The 200 are among the more than 6,000 inmates from around the country who are being freed on what the Burmese government calls humanitarian grounds.

The most prominent freed dissident is popular Burmese comedian Zarganar . He angered the government by accusing it of a sluggish response to a 2008 cyclone that left about 140,000 people dead or missing. He was sentenced in 2008 to 59 years in prison.

Burmese authorities also freed an ethnic minority rebel leader of the Shan State Army North, Say Htan. He was sentenced to more than 100 years in 2005.

But international human rights groups say they are disappointed that most of Burma's more than 2,000 political prisoners are still behind bars.

United Nations human rights investigator Tomas Ojea Quintana tells Reuters news agency that Burmese leaders told him they have been reluctant to free political prisoners because it could spark demonstrations similar to the ones that toppled several Middle Eastern countries.

Quintana pointed out that opposition leader Aung San Suu Kyi has been travelling around Burma since she was freed last year and that there has been no such instability.

In the United States, Democratic Representative Joseph Crowley, a long-time advocate for human rights in Burma, says he is glad that some political prisoners are free. But he said he is also disappointed that not all were released. He is urging the Burmese government to take bold and significant action towards true democratic reform.
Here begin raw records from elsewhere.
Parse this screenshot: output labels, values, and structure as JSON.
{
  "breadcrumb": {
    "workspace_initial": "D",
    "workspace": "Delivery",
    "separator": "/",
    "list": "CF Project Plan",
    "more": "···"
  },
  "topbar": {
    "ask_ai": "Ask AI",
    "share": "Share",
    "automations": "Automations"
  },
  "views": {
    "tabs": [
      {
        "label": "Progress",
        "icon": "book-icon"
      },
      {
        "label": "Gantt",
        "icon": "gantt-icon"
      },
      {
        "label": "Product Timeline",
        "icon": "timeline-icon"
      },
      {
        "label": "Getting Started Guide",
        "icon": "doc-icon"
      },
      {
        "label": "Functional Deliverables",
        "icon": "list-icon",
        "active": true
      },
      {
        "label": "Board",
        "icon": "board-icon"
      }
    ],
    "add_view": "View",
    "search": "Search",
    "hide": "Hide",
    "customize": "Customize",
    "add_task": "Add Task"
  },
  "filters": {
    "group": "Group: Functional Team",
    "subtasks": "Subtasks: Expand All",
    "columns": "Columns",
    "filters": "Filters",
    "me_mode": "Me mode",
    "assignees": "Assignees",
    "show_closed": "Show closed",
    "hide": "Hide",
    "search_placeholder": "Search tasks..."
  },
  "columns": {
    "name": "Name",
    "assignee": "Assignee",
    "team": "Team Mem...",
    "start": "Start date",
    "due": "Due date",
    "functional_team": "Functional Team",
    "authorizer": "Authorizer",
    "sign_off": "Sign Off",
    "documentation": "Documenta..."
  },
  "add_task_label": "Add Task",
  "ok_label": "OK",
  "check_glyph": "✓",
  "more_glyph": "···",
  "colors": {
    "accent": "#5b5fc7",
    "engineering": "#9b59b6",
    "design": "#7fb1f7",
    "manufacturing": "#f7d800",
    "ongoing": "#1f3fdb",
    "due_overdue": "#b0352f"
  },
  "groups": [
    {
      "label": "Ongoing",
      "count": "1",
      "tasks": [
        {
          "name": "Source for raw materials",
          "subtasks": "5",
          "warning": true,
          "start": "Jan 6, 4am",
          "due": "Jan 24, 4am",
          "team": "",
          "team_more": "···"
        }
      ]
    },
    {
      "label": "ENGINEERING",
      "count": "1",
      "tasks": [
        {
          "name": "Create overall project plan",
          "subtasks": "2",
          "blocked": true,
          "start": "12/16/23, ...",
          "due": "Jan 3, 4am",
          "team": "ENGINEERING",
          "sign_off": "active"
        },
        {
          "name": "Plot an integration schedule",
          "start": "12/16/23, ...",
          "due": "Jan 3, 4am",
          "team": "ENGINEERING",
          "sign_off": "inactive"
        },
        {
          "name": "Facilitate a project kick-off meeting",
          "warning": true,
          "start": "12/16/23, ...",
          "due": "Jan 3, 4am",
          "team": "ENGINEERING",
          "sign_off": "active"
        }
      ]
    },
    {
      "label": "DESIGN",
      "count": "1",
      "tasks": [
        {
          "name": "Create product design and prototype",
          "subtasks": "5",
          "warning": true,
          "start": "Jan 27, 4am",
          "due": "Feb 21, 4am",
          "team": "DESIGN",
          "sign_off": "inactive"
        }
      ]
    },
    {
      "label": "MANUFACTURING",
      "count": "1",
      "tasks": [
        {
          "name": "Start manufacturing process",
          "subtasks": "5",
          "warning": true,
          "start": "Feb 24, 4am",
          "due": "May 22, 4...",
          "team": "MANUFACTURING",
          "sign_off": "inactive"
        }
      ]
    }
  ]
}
The head of the Senate Foreign Relations Committee, Democrat John Kerry, told the French News Agency that a number of things have happened in Burma which open up cautious hope that a transition is taking place.

The Burmese military handed power in March to an elected civilian government. But critics say the new government is dominated by retired army officials. In recent months, Burmese President Thein Sein has made several overtures toward the opposition, loosened some controls on the media and started a dialogue with Aung San Suu Kyi.

Burma still faces economic and political sanctions from the United States and European Union, which insist on the release of all Burmese political prisoners.